Or will some of them manage to grow and develop into a brand that will truly become a fixture in the landscape? This is clearly the intention of some, who endeavour to acquire the resources. Klokers, for example, with its original display inspired by the typical 1960s slide rule, or Code 41, with its ‘100% transparent’ concept, claiming to want to ‘revolutionise the watchmaking industry by proposing top-quality mechanical watches at a fraction of their price’.
A few rare brands have nevertheless dared to take the plunge by launching a fine watchmaking company with the aid of participative funding. Czapek & Co. became the emblematic example of such a course of action, thanks to its successful business trajectory, intelligent growth and the quality of its products. Yet few have dared to engage in such an adventure in its wake.
- Czapek engine-turned dials
At the other end of the spectrum, the Daniel Wellington brand, which came into existence in 2009 as a pure niche ‘nouveau luxe’ brand, chic, minimalistic, but highly affordable, has sold millions of watches (both through direct distribution and via a rapidly built network of retailers) and has also had a big stylistic impact on a number of brands, including some highly established ones. “The Swede that made Swatch tremble”, ran the headlines in BFM Business in 2015.
- Daniel Wellington Melrose
Lessons in short circuiting
The sudden emergence of a brand like Daniel Wellington could not have been possible without the aid of the web, bloggers, influencers, Instagram (apparently with nearly 1.5 million subscribers) and its monetisable “stars”.
There’s now a direct line from producer to consumer, which sometimes (but not always) proves effective. However, what is valid for these young startups, mostly headed up by young people with very close cultural and sociological connections with their targeted audiences, is not transposable as it is for established brands, whose audiences are more diverse and often older. When all is said and done, watchmaking startups are forcing the ‘traditional’ brands, at least partly, to radically alter their modes of promotion and distribution.

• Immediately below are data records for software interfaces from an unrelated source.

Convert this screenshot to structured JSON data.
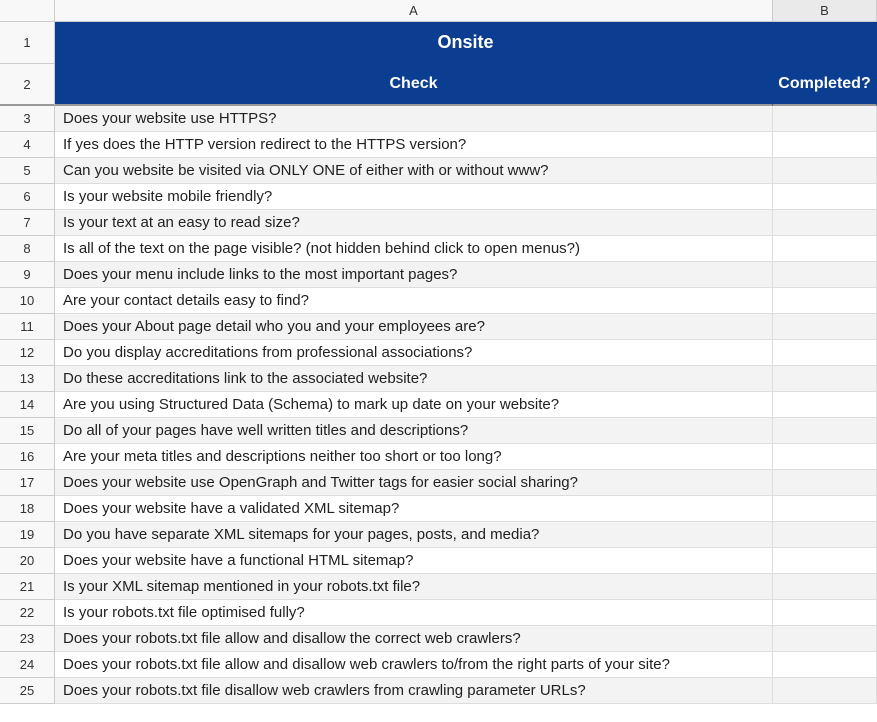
{
  "columns": {
    "A": "A",
    "B": "B"
  },
  "header": {
    "merged_title": "Onsite",
    "col_a": "Check",
    "col_b": "Completed?"
  },
  "rows": [
    {
      "num": "3",
      "check": "Does your website use HTTPS?",
      "completed": ""
    },
    {
      "num": "4",
      "check": "If yes does the HTTP version redirect to the HTTPS version?",
      "completed": ""
    },
    {
      "num": "5",
      "check": "Can you website be visited via ONLY ONE of either with or without www?",
      "completed": ""
    },
    {
      "num": "6",
      "check": "Is your website mobile friendly?",
      "completed": ""
    },
    {
      "num": "7",
      "check": "Is your text at an easy to read size?",
      "completed": ""
    },
    {
      "num": "8",
      "check": "Is all of the text on the page visible? (not hidden behind click to open menus?)",
      "completed": ""
    },
    {
      "num": "9",
      "check": "Does your menu include links to the most important pages?",
      "completed": ""
    },
    {
      "num": "10",
      "check": "Are your contact details easy to find?",
      "completed": ""
    },
    {
      "num": "11",
      "check": "Does your About page detail who you and your employees are?",
      "completed": ""
    },
    {
      "num": "12",
      "check": "Do you display accreditations from professional associations?",
      "completed": ""
    },
    {
      "num": "13",
      "check": "Do these accreditations link to the associated website?",
      "completed": ""
    },
    {
      "num": "14",
      "check": "Are you using Structured Data (Schema) to mark up date on your website?",
      "completed": ""
    },
    {
      "num": "15",
      "check": "Do all of your pages have well written titles and descriptions?",
      "completed": ""
    },
    {
      "num": "16",
      "check": "Are your meta titles and descriptions neither too short or too long?",
      "completed": ""
    },
    {
      "num": "17",
      "check": "Does your website use OpenGraph and Twitter tags for easier social sharing?",
      "completed": ""
    },
    {
      "num": "18",
      "check": "Does your website have a validated XML sitemap?",
      "completed": ""
    },
    {
      "num": "19",
      "check": "Do you have separate XML sitemaps for your pages, posts, and media?",
      "completed": ""
    },
    {
      "num": "20",
      "check": "Does your website have a functional HTML sitemap?",
      "completed": ""
    },
    {
      "num": "21",
      "check": "Is your XML sitemap mentioned in your robots.txt file?",
      "completed": ""
    },
    {
      "num": "22",
      "check": "Is your robots.txt file optimised fully?",
      "completed": ""
    },
    {
      "num": "23",
      "check": "Does your robots.txt file allow and disallow the correct web crawlers?",
      "completed": ""
    },
    {
      "num": "24",
      "check": "Does your robots.txt file allow and disallow web crawlers to/from the right parts of your site?",
      "completed": ""
    },
    {
      "num": "25",
      "check": "Does your robots.txt file disallow web crawlers from crawling parameter URLs?",
      "completed": ""
    }
  ],
  "row_numbers_header": {
    "r1": "1",
    "r2": "2"
  }
}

Brands that have patiently built up their physical distribution networks as vertical organisational structures, which are now increasingly integrated by means of direct subsidiaries and own-name store networks, are compelled to erect additional horizontal strategies adjacent thereto, in a bid to enter the web game, but at the risk of slipping under the millennials’ radar. But the results are often inconclusive (and even sometimes pitiful, such as the executive of a top established brand famously spotted using his smartphone to take pictures of his wristwatch for Instagram while posing every time he saw a nice car).
Stylistically, promotionally and commercially speaking, young watchmaking startups spawned by, and evolving around, the web have already profoundly transformed behaviour. So they are not to be dismissed. While this is not something to be “copied” (many of them, in fact, already occupy specialised segments), they do offer a valuable seismographic record of markets that are increasingly fragmenting into manifold niches.